PositiveThe AtlanticRandall brings alive that swashbuckling time at the turn of the 20th century, when dinosaurs were still a relatively new concept, and the science of paleontology a weapon as America’s wealthiest men and institutions jostled for power in the waning days of the Gilded Age. Randall combines his journalist’s eye for details with a storyteller’s flair for spectacle. His tale is as rollicking as a Western—and in many senses, it is one. It tells of an age when paleontology was woven into the fabric of the American frontier, scientists reached the field by stagecoach and Pullman car, and literal cowboys collected dinosaur bones from the badlands, in service of the East Coast gentry. Along the way, Randall grapples with a profound question: Should fossils be treated as commodities? ... Randall wrestles with these questions, but here, his book is already slightly outdated. In late March 2022, it was announced that one of the world’s premier T. rex skeletons, nicknamed Stan, would be the centerpiece of a new museum being constructed in Abu Dhabi. A couple of years earlier, the fossil was auctioned for a staggering $31.8 million—the largest sum ever for a dinosaur—to an unknown bidder, leaving paleontologists like me aghast. Many of us are reassured that the skeleton has found its way to a museum, although the way it happened leaves me uneasy. Are we entering another age when museums can access dinosaurs only through murky connections with unholy amounts of private capital?
Samira Leakey, with Meave Leakey
PositiveNew York Times Book ReviewIn a field of celebrity scientists, nobody shines brighter than Meave Leakey ... Meave Leakey tells her extraordinary life story in The Sediments of Time: My Lifelong Search for the Past. Co-written with her youngest daughter, Samira, this inspirational autobiography stands among the finest scientist memoirs. Its genial tone contrasts with the grittier air of Pattison’s book, but the two complement each other beautifully — the way a tall glass of water refreshes after a double shot of whiskey.

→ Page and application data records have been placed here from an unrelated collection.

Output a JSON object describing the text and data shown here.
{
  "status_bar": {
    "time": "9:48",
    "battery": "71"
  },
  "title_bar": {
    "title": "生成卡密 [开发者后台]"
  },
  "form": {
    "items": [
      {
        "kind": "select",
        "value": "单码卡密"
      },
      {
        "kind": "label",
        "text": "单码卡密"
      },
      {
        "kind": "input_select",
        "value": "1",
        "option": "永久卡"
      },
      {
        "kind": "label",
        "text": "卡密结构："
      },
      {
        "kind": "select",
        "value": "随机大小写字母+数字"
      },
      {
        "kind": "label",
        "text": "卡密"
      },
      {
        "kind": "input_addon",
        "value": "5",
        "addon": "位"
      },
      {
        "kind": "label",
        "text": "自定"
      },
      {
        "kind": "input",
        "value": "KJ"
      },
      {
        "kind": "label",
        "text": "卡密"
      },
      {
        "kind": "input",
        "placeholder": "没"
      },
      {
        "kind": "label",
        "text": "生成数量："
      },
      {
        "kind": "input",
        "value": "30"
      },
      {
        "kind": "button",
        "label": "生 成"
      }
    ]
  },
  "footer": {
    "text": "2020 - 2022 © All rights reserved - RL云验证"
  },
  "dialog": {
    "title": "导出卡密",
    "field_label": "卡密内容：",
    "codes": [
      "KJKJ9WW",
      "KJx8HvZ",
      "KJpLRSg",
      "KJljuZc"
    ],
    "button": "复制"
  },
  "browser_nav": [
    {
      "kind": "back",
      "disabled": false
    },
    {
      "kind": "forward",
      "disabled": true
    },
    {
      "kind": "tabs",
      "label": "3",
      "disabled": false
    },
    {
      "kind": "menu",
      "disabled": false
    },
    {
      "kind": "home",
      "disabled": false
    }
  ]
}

PositiveNew York Times Book Review... White is the star of Pattison’s book. He’s portrayed as a brilliant antihero, Indiana Jones meets Tony Soprano. Obsessed with the tiniest bumps on ancient bones, and peeved at anyone who interprets those bumps differently, he’s ruthless in his quest to find new fossils, no matter what war zone or swarm of poisonous pests might be in the way. Often vulgar, but charming and funny, he commands an army of loyal friends against tides of intellectual enemies ... In places, Fossil Men seems more reality television show than a work of popular science, as we follow an outrageous cast of White’s supporting characters ... The story lines border on the insane: There are civil wars, gunfights, at least one grenade rolling around the feet of the scientists as they drive into the desert and, sadly, a violent death ... Despite ample opportunity, Fossil Men never devolves into gonzo journalism. This is a function of Pattison’s uncanny ability to write evocatively about science. In this, he is every bit as good as the best scientist-writers. He describes the intricacies of the human wrist and foot with the skill of a poet. He breezes through the biomechanics of how chimps clamber and humans walk. And to my amazement, he explains in clear and compelling prose how scientists build family trees of ancient species.